Exercise objective: When a line below contains the word "data", copy that line.

Exercise materials:
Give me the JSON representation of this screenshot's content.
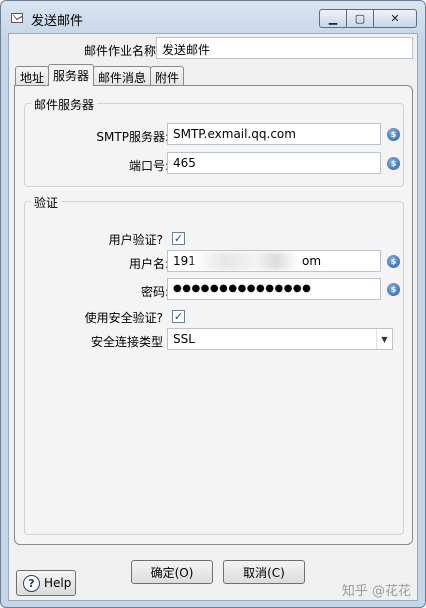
{
  "window": {
    "title": "发送邮件",
    "minimize_glyph": "▁",
    "maximize_glyph": "▢",
    "close_glyph": "✕"
  },
  "job": {
    "label": "邮件作业名称:",
    "value": "发送邮件"
  },
  "tabs": [
    {
      "label": "地址"
    },
    {
      "label": "服务器"
    },
    {
      "label": "邮件消息"
    },
    {
      "label": "附件"
    }
  ],
  "mail_server": {
    "group_title": "邮件服务器",
    "smtp_label": "SMTP服务器:",
    "smtp_value": "SMTP.exmail.qq.com",
    "port_label": "端口号:",
    "port_value": "465"
  },
  "auth": {
    "group_title": "验证",
    "user_auth_label": "用户验证?",
    "user_auth_checked": true,
    "username_label": "用户名:",
    "username_visible_start": "191",
    "username_visible_end": "om",
    "password_label": "密码:",
    "password_value": "●●●●●●●●●●●●●●●",
    "secure_auth_label": "使用安全验证?",
    "secure_auth_checked": true,
    "conn_type_label": "安全连接类型",
    "conn_type_value": "SSL"
  },
  "footer": {
    "help": "Help",
    "ok": "确定(O)",
    "cancel": "取消(C)",
    "watermark": "知乎 @花花"
  },
  "icons": {
    "variable": "$",
    "check": "✓",
    "dropdown": "▼",
    "help": "?"
  }
}
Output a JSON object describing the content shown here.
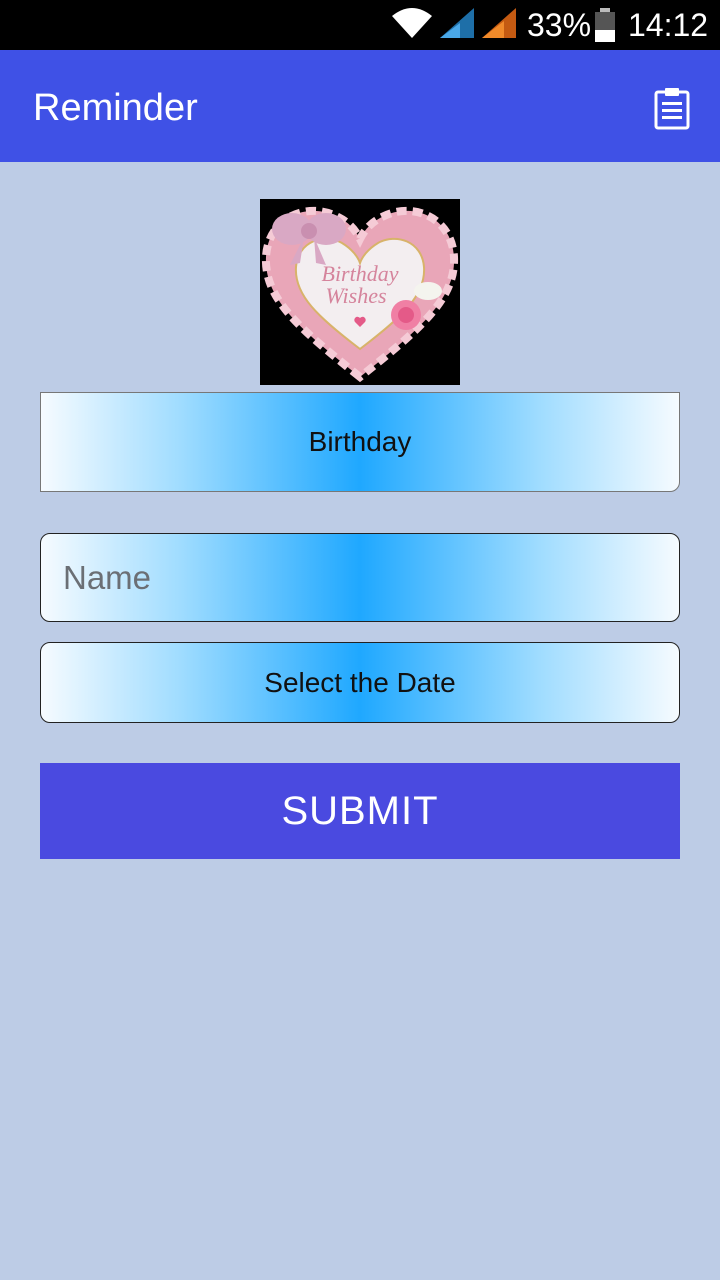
{
  "status_bar": {
    "battery_percent": "33%",
    "time": "14:12",
    "icons": [
      "wifi-icon",
      "signal-icon",
      "signal-icon",
      "battery-icon"
    ]
  },
  "app_bar": {
    "title": "Reminder",
    "action_icon": "clipboard-icon",
    "color": "#3f51e6"
  },
  "hero_image": {
    "lettering": "Birthday Wishes"
  },
  "form": {
    "category_label": "Birthday",
    "name_placeholder": "Name",
    "name_value": "",
    "date_label": "Select the Date",
    "submit_label": "SUBMIT"
  },
  "colors": {
    "background": "#bdcce6",
    "submit": "#4a4ae0",
    "gradient_center": "#1fa8ff"
  }
}
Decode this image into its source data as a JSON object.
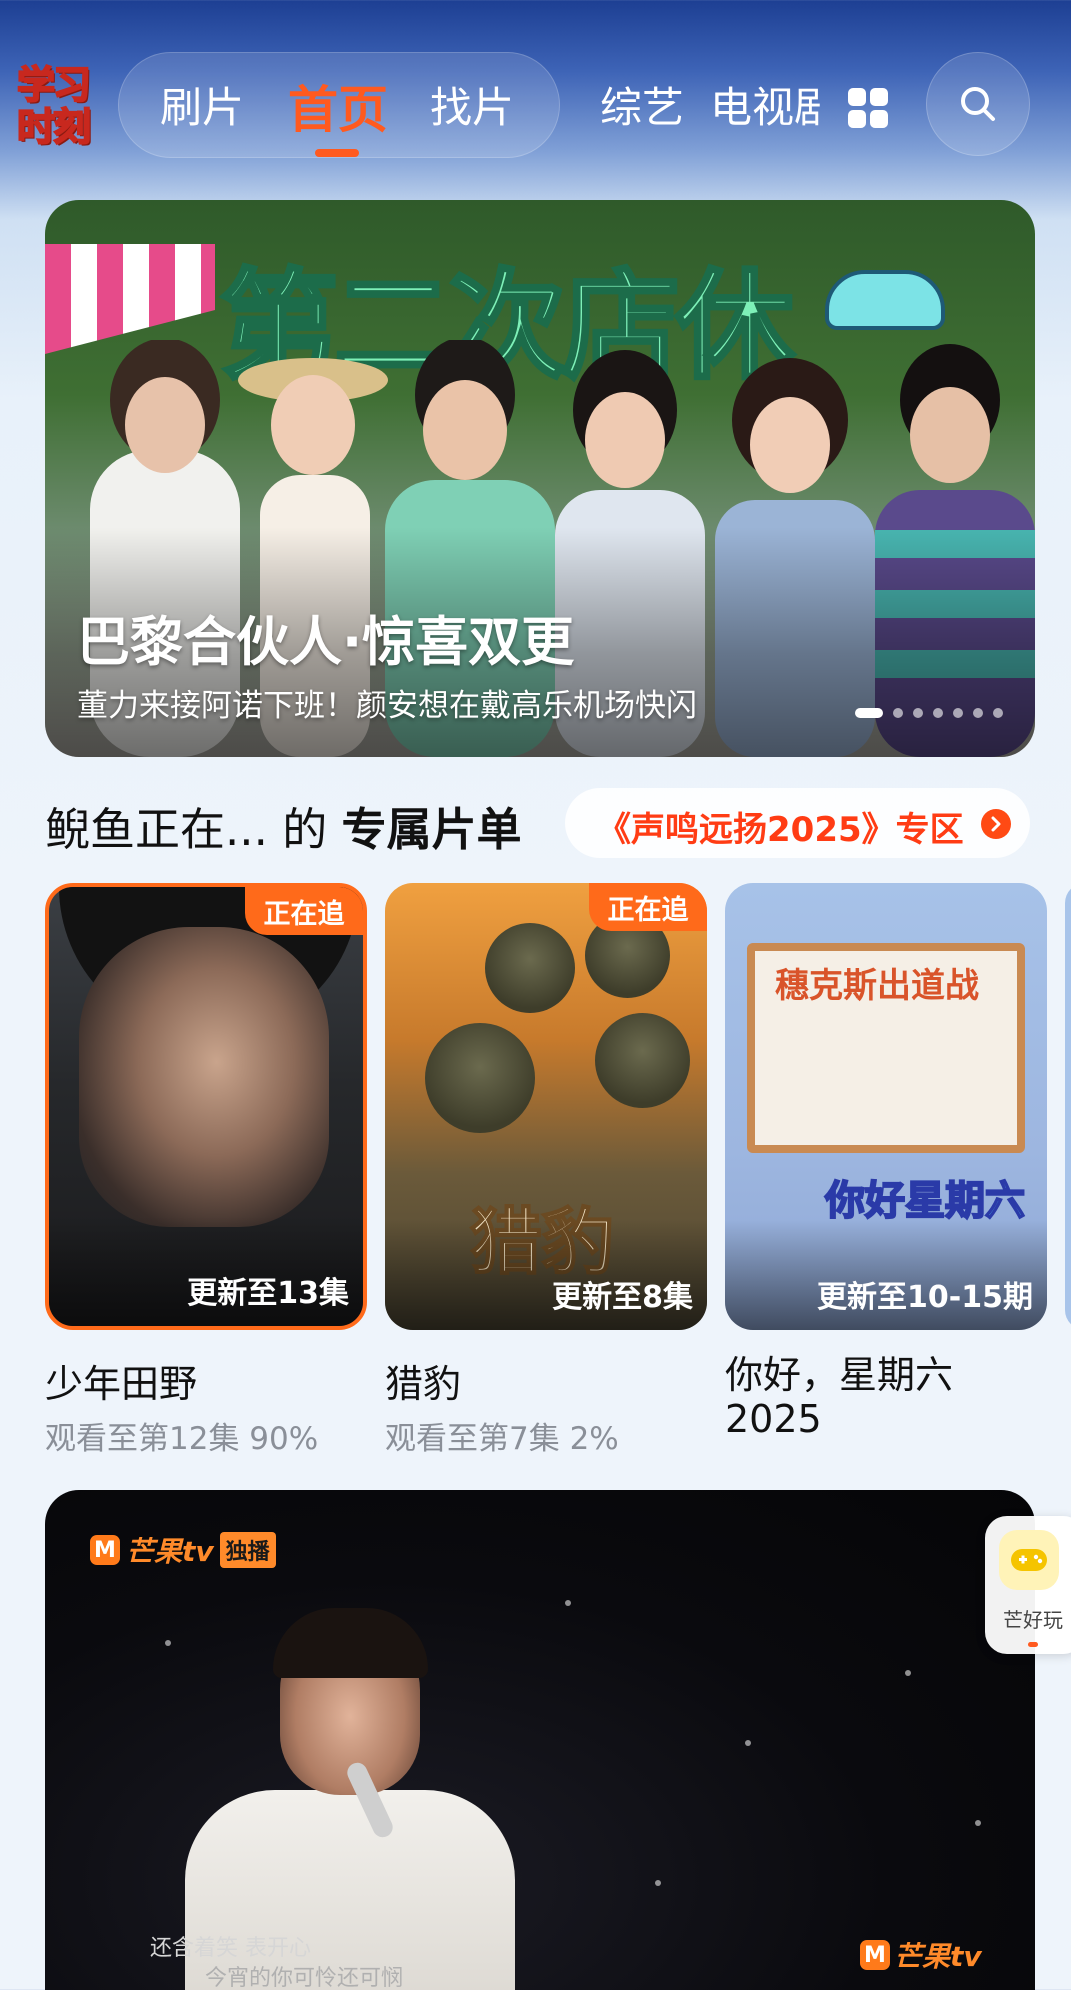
{
  "header": {
    "logo_line1": "学习",
    "logo_line2": "时刻",
    "tabs": [
      {
        "label": "刷片",
        "active": false
      },
      {
        "label": "首页",
        "active": true
      },
      {
        "label": "找片",
        "active": false
      },
      {
        "label": "综艺",
        "active": false
      },
      {
        "label": "电视剧",
        "active": false
      }
    ],
    "grid_icon": "grid-icon",
    "search_icon": "search-icon",
    "accent_color": "#ff5a1f"
  },
  "banner": {
    "art_title": "第二次店休",
    "title": "巴黎合伙人·惊喜双更",
    "subtitle": "董力来接阿诺下班！颜安想在戴高乐机场快闪",
    "slide_count": 7,
    "active_slide": 1
  },
  "section": {
    "title_prefix": "鲵鱼正在... 的",
    "title_bold": "专属片单",
    "promo": "《声鸣远扬2025》专区",
    "promo_color": "#ff3c14"
  },
  "cards": [
    {
      "badge": "正在追",
      "update": "更新至13集",
      "title": "少年田野",
      "progress": "观看至第12集 90%"
    },
    {
      "badge": "正在追",
      "update": "更新至8集",
      "title": "猎豹",
      "progress": "观看至第7集 2%",
      "art_text": "猎豹"
    },
    {
      "badge": "",
      "update": "更新至10-15期",
      "title": "你好，星期六2025",
      "progress": "",
      "art_board_title": "穗克斯出道战",
      "art_logo": "你好星期六"
    }
  ],
  "video": {
    "brand": "芒果tv",
    "brand_tag": "独播",
    "lyric_line1": "还含着笑 表开心",
    "lyric_line2": "今宵的你可怜还可悯",
    "watermark": "芒果tv"
  },
  "float_widget": {
    "label": "芒好玩",
    "icon": "gamepad-icon"
  }
}
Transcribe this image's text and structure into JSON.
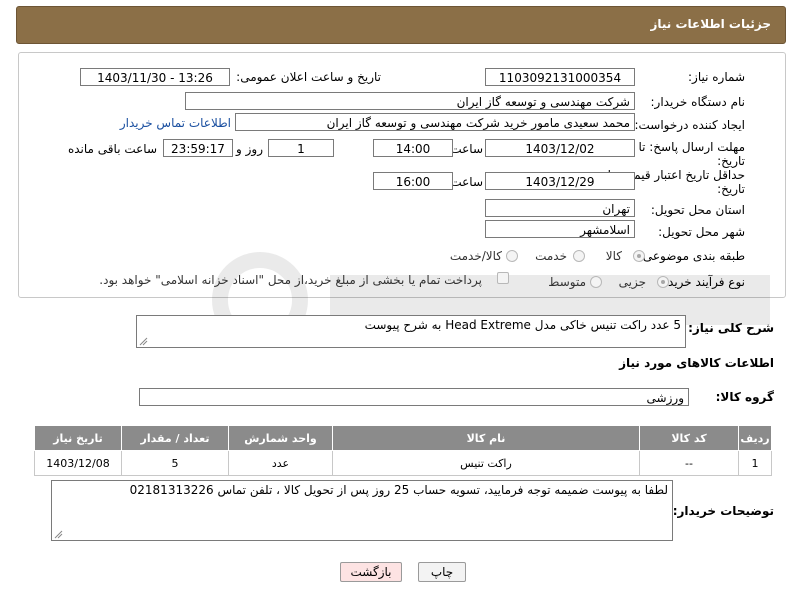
{
  "header": {
    "title": "جزئیات اطلاعات نیاز"
  },
  "form": {
    "need_number_label": "شماره نیاز:",
    "need_number": "1103092131000354",
    "announce_label": "تاریخ و ساعت اعلان عمومی:",
    "announce_value": "1403/11/30 - 13:26",
    "buyer_org_label": "نام دستگاه خریدار:",
    "buyer_org": "شرکت مهندسی و توسعه گاز ایران",
    "creator_label": "ایجاد کننده درخواست:",
    "creator": "محمد سعیدی مامور خرید شرکت مهندسی و توسعه گاز ایران",
    "contact_link": "اطلاعات تماس خریدار",
    "deadline_label_1": "مهلت ارسال پاسخ: تا",
    "deadline_label_2": "تاریخ:",
    "deadline_date": "1403/12/02",
    "time_label": "ساعت",
    "deadline_time": "14:00",
    "days_value": "1",
    "days_label": "روز و",
    "remaining_time": "23:59:17",
    "remaining_label": "ساعت باقی مانده",
    "validity_label_1": "حداقل تاریخ اعتبار قیمت: تا",
    "validity_label_2": "تاریخ:",
    "validity_date": "1403/12/29",
    "validity_time": "16:00",
    "province_label": "استان محل تحویل:",
    "province": "تهران",
    "city_label": "شهر محل تحویل:",
    "city": "اسلامشهر",
    "category_label": "طبقه بندی موضوعی:",
    "category_options": [
      "کالا",
      "خدمت",
      "کالا/خدمت"
    ],
    "category_selected": "کالا",
    "process_label": "نوع فرآیند خرید :",
    "process_options": [
      "جزیی",
      "متوسط"
    ],
    "process_selected": "جزیی",
    "payment_note": "پرداخت تمام یا بخشی از مبلغ خرید،از محل \"اسناد خزانه اسلامی\" خواهد بود."
  },
  "description": {
    "label": "شرح کلی نیاز:",
    "text": "5 عدد راکت تنیس خاکی مدل Head Extreme به شرح پیوست"
  },
  "goods": {
    "section_title": "اطلاعات کالاهای مورد نیاز",
    "group_label": "گروه کالا:",
    "group_value": "ورزشی",
    "columns": [
      "ردیف",
      "کد کالا",
      "نام کالا",
      "واحد شمارش",
      "تعداد / مقدار",
      "تاریخ نیاز"
    ],
    "rows": [
      {
        "row": "1",
        "code": "--",
        "name": "راکت تنیس",
        "unit": "عدد",
        "qty": "5",
        "date": "1403/12/08"
      }
    ]
  },
  "buyer_notes": {
    "label": "توضیحات خریدار:",
    "text": "لطفا به پیوست ضمیمه توجه فرمایید، تسویه حساب 25 روز پس از تحویل کالا ، تلفن تماس 02181313226"
  },
  "buttons": {
    "print": "چاپ",
    "back": "بازگشت"
  },
  "colors": {
    "header_bg": "#8b6f47",
    "table_header_bg": "#8b8b8b",
    "link": "#1a4fa0",
    "back_button_bg": "#fde3e3"
  }
}
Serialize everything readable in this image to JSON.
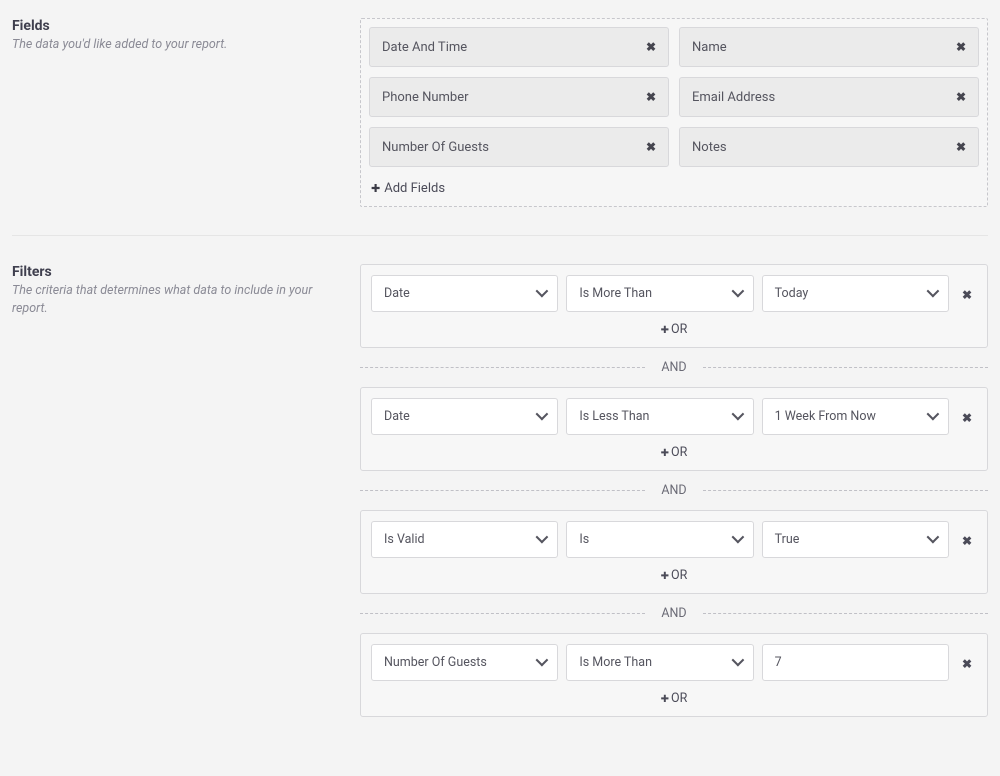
{
  "fields_section": {
    "title": "Fields",
    "subtitle": "The data you'd like added to your report.",
    "items": [
      {
        "label": "Date And Time"
      },
      {
        "label": "Name"
      },
      {
        "label": "Phone Number"
      },
      {
        "label": "Email Address"
      },
      {
        "label": "Number Of Guests"
      },
      {
        "label": "Notes"
      }
    ],
    "add_label": "Add Fields"
  },
  "filters_section": {
    "title": "Filters",
    "subtitle": "The criteria that determines what data to include in your report.",
    "or_label": "OR",
    "and_label": "AND",
    "groups": [
      {
        "field": "Date",
        "operator": "Is More Than",
        "value": "Today",
        "value_type": "select"
      },
      {
        "field": "Date",
        "operator": "Is Less Than",
        "value": "1 Week From Now",
        "value_type": "select"
      },
      {
        "field": "Is Valid",
        "operator": "Is",
        "value": "True",
        "value_type": "select"
      },
      {
        "field": "Number Of Guests",
        "operator": "Is More Than",
        "value": "7",
        "value_type": "input"
      }
    ]
  }
}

Output for this exercise:
Decode this image into its source data as a JSON object.
    "subtitle": "The data you'd like added to your report.",
    "subtitle": "The criteria that determines what data to include in your report.",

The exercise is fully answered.